> _Exercise instructions_
In the records below, how many lines hold the word "youtx"? Give only the number.

═════ Data listing

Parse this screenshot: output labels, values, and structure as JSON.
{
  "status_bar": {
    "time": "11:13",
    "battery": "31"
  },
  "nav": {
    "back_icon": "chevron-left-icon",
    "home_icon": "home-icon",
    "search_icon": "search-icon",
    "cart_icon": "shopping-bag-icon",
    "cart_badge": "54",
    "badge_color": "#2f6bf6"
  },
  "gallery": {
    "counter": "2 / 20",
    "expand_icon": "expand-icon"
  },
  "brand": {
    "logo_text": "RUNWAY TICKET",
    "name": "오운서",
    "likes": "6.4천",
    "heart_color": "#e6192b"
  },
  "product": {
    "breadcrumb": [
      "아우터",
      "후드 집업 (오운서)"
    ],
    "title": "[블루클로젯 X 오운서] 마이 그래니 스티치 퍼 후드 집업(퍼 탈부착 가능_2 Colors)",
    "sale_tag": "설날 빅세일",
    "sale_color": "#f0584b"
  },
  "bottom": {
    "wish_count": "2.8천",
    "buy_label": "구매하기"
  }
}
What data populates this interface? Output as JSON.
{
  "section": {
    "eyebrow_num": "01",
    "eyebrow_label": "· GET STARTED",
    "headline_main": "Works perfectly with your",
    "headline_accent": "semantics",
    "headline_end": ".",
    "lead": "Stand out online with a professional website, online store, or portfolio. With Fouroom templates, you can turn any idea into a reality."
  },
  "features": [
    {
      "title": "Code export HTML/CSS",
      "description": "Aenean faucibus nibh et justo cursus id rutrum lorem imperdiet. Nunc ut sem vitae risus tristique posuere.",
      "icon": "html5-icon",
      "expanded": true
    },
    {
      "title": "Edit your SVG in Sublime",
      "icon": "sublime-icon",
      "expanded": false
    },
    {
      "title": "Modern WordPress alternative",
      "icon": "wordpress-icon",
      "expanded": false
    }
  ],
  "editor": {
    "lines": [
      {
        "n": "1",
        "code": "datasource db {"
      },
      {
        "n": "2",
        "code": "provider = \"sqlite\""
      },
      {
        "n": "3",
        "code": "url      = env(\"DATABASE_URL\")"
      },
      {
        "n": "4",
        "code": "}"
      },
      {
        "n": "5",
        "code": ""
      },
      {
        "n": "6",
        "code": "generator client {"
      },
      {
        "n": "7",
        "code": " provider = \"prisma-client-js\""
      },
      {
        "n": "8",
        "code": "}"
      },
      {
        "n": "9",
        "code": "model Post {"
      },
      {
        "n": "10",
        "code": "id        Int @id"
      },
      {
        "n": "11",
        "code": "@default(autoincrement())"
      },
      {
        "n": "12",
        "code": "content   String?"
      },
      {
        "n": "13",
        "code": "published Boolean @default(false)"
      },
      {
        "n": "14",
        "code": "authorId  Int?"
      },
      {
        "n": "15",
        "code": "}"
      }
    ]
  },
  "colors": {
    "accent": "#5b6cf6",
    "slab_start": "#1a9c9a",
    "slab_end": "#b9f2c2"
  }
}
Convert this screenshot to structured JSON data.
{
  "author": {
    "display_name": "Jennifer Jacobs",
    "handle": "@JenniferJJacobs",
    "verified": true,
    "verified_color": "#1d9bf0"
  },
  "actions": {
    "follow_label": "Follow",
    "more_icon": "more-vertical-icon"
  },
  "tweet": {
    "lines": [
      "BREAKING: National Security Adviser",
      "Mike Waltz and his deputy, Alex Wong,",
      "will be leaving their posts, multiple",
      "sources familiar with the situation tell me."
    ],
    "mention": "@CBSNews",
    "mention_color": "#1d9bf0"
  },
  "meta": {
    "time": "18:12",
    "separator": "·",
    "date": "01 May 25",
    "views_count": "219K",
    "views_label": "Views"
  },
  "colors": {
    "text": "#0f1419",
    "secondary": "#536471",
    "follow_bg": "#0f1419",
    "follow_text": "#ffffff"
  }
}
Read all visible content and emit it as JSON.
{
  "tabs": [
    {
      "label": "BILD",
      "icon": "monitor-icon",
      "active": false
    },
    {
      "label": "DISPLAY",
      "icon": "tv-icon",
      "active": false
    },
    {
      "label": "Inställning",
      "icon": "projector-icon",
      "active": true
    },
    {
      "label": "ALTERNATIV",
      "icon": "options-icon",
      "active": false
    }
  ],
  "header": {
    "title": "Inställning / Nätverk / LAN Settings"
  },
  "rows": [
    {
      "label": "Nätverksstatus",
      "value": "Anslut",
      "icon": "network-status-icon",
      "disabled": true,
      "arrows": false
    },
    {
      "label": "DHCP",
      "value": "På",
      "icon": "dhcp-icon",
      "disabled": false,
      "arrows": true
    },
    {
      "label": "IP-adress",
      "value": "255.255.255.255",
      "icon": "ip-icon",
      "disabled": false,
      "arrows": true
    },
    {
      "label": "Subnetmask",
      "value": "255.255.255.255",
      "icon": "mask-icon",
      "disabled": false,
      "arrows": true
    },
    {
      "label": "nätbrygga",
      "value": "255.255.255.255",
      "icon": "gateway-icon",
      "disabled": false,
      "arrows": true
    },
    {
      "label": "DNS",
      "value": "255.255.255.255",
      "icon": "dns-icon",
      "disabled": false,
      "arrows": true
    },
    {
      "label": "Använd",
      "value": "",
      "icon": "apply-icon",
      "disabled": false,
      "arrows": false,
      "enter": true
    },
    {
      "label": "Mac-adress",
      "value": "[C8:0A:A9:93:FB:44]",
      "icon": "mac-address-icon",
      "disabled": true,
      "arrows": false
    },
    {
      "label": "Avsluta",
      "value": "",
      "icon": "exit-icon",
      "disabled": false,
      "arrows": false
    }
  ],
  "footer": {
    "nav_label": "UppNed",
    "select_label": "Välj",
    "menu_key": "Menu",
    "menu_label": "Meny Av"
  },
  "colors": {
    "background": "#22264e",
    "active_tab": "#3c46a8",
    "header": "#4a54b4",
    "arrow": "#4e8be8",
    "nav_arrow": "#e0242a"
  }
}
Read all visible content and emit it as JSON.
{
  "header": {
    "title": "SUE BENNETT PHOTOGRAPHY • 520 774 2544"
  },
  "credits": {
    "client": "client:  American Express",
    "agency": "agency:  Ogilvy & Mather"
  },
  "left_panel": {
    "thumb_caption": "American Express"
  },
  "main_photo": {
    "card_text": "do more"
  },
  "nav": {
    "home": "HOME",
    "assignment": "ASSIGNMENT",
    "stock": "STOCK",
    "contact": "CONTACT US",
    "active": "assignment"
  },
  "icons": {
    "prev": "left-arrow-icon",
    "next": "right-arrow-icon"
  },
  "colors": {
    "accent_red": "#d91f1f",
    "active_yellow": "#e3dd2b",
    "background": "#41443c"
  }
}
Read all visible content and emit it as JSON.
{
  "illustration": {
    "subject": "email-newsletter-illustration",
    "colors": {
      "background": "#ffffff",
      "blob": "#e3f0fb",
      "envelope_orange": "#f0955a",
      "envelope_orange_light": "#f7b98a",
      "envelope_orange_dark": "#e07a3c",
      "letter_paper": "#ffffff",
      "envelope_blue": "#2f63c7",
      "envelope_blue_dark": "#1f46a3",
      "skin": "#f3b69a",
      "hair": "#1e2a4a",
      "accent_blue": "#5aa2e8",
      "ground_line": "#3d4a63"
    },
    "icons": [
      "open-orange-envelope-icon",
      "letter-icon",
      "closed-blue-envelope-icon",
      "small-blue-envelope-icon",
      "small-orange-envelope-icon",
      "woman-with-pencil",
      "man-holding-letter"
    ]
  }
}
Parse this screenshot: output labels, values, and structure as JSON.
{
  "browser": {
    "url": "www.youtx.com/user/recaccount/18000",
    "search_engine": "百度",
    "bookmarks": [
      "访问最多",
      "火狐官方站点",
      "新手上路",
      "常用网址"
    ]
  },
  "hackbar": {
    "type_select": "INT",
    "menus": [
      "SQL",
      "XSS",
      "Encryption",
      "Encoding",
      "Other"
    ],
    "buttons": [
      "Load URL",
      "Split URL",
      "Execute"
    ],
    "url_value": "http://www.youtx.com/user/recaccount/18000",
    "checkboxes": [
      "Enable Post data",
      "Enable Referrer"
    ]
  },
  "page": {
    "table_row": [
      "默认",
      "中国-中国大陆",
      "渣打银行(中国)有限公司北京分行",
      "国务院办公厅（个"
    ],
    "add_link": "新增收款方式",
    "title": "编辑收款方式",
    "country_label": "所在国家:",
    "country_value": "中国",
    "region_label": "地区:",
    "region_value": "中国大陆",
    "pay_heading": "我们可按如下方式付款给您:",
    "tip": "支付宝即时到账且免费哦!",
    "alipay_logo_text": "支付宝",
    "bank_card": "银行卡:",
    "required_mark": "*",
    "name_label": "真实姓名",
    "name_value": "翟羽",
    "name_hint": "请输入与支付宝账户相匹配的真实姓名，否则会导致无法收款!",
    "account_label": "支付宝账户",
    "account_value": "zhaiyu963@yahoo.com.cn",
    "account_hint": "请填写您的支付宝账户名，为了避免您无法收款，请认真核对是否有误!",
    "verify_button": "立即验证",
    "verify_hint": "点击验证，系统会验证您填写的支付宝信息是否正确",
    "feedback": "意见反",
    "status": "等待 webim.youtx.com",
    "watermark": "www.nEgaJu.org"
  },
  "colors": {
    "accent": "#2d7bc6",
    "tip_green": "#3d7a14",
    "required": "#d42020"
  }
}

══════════

> _Exercise solution_
3